    TOO LATE TO PRINT: In a late development Thursday evening, as a result of an erroneous resport in The Daily Times that the meeting was closed to the public, Jones and Jim Hall decided the matter would be best addressed at a work session on Nov. 15. The meeting was never closed to the public, as that matter was to be decided next week, and Jones specifically told me she would follow up with me on that request for the media to be present during the meeting. She and Events Manager Amy Tingle were in College Park the latter part of the week attending a state tourism summit.

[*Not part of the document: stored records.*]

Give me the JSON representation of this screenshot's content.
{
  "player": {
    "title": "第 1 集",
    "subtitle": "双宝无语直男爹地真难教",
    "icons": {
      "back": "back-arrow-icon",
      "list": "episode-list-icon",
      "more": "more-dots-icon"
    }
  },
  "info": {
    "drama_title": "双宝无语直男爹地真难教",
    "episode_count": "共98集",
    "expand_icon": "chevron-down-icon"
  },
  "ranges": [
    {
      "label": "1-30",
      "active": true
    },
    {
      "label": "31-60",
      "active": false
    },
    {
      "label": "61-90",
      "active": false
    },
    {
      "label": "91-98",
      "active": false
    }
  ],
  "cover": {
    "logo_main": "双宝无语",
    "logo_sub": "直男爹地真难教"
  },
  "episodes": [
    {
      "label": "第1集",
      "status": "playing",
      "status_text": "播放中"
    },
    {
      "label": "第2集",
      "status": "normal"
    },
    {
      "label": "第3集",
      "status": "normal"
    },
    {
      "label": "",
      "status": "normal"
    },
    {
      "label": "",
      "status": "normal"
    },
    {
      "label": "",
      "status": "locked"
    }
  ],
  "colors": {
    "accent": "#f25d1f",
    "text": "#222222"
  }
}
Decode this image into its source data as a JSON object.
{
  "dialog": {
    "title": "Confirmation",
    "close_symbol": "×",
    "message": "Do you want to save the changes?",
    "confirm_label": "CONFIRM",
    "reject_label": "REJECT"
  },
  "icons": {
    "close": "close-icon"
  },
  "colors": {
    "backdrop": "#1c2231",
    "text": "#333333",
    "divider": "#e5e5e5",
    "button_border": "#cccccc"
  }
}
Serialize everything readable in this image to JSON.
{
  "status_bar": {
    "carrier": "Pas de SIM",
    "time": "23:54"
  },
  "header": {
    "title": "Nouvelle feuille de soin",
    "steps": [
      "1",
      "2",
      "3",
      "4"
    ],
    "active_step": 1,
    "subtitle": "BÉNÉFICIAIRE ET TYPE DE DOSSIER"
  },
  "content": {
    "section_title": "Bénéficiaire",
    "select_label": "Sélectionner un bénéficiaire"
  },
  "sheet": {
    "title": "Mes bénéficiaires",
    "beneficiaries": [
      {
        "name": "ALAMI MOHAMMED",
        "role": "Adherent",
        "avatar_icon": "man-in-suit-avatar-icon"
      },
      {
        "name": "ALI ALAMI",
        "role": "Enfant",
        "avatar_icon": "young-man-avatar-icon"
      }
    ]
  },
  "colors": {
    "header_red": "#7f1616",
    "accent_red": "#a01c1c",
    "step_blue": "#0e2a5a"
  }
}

    While it’s always best for matters like this to be addressed in the public arena, the accusations and false statements made on the social networks as a result of the false reporting deserve some better thought at best and censure at worst, as they lack basis and factual accuracy. There was no intent to hide the content of these discussions, as many alleged in inflamatory fashion. Nonetheless, the discussion will take place at City Hall, and these are talks that need to be heard as there were many concerns expressed regarding the town’s decision making, namely the evacuation timeline and an ambiguous press release issued by the city.

  • Connecticut Congressman Tim Larson wants his state to proclaim the observance of Halloween as the last Saturday in October annually, and I like the idea of always celebrating it on a weekend day.
  • It would seem Halloween would always have to officially be Oct. 31 because that’s known as All Hallows’ Evening, the night before All Hallows’ Day, which falls on Nov. 1. However, Larson wants to introduce a bill to make his state observe it on Saturday, for obvious reasons. The idea being it would be more like Thanksgiving, which is always celebrated on the fourth Thursday of November.

    "Halloween is a fun night for the whole family, but not so much when you have to race home from work, get the kids ready for trick or treating, welcome the neighborhood children, and then try to get everyone to bed for an early school and work morning. … This would be good for the economy and make Halloween a more family-friendly event every year. Everyone looks forward to Halloween a little more when it falls on the weekend."

    About The Author: Steven Green

    Alternative Text

    The writer has been with The Dispatch in various capacities since 1995, including serving as editor and publisher since 2004. His previous titles were managing editor, staff writer, sports editor, sales account manager and copy editor. Growing up in Salisbury before moving to Berlin, Green graduated from Worcester Preparatory School in 1993 and graduated from Loyola University Baltimore in 1997 with degrees in Communications (journalism concentration) and Political Science.